Amnesty: Nearly 1,000 Killed in Two Days in Central African Republic

Toll Much Higher Than Previously Reported

Initial reports from the Red Cross said the two days of fighting in the Central African Republic capital of Bangui earlier this month left 461 confirmed dead, and likely “over 500.” Today, Amnesty International’s own report suggested the Bangui toll was “nearly 1,000.”

During the two day period, Muslim Seleka militias moved against Christians in Bangui, while Christian militias moved against Muslims in the nation’s north. The “nearly 1,000” is merely the two-day toll for Seleka attacks in Bangui, with at least 150 others killed in the north, and 60 Muslims killed in Bangui is retaliation for the Seleka strikes.

The Seleka militias ousted President Bozize from power in March and were in the process of setting up a new government at the time.

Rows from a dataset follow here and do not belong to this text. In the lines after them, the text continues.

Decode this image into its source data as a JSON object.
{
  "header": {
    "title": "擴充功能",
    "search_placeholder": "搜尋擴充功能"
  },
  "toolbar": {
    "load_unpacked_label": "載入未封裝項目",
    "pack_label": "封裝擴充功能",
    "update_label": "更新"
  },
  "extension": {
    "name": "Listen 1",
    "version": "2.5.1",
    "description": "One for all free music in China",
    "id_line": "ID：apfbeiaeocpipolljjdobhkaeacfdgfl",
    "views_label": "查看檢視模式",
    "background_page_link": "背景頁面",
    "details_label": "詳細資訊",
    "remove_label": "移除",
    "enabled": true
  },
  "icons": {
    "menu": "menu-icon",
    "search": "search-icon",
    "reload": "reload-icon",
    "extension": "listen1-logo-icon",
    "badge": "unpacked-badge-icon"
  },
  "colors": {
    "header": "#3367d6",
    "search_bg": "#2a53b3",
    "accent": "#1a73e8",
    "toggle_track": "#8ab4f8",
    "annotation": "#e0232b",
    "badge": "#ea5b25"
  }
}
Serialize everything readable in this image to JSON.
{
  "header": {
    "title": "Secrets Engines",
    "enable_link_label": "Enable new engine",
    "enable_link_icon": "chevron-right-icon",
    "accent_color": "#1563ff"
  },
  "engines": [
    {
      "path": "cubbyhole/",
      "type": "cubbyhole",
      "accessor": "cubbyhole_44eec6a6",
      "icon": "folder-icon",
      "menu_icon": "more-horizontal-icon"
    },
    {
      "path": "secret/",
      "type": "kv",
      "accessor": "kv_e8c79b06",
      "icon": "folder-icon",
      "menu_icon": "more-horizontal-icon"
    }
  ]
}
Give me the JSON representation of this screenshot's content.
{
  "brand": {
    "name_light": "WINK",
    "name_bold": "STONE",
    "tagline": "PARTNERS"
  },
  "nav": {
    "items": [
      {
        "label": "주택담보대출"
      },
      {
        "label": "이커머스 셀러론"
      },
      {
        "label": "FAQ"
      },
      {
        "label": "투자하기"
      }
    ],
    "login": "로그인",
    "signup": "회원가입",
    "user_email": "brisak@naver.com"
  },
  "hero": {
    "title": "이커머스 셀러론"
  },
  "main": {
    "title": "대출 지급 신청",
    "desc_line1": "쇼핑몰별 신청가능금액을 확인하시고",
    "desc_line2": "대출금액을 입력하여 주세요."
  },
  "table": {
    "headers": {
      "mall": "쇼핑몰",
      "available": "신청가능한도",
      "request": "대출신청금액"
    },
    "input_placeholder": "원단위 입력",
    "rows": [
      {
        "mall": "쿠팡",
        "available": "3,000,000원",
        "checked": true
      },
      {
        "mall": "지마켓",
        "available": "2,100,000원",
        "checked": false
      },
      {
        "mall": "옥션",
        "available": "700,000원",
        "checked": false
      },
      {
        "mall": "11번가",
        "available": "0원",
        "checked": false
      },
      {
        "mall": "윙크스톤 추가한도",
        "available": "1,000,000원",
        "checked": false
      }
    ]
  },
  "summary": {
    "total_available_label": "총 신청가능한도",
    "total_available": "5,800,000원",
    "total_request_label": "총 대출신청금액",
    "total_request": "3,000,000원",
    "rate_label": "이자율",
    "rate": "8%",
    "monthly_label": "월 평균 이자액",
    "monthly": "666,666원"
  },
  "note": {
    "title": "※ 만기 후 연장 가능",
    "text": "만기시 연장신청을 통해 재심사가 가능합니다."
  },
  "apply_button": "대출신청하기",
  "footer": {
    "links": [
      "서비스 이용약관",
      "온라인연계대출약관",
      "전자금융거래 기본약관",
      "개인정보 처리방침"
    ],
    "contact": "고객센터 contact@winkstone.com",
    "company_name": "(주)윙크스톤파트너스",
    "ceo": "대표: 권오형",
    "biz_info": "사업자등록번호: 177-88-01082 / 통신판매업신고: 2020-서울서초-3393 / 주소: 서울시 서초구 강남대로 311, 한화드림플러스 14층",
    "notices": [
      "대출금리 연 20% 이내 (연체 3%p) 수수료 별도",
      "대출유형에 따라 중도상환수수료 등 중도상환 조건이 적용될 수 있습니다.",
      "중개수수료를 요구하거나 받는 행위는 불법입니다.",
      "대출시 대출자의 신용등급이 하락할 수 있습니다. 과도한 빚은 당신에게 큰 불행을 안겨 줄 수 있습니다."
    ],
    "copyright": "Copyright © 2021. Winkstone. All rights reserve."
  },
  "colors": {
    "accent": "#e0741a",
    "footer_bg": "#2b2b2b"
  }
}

Tensions boiled over, however, and the militias quickly turned on one another, and mostly on civilian supporters of their rivals.

France and the African Union have both deployed troops to the country to “restore order,” but mass displacement remains the real order of the day, with some 15% of the nation’s 4.4 million population “displaced” form their homes, and unlikely to be able to return any time soon.

Author: Jason Ditz

Jason Ditz is Senior Editor for He has 20 years of experience in foreign policy research and his work has appeared in The American Conservative, Responsible Statecraft, Forbes, Toronto Star, Minneapolis Star-Tribune, Providence Journal, Washington Times, and the Detroit Free Press.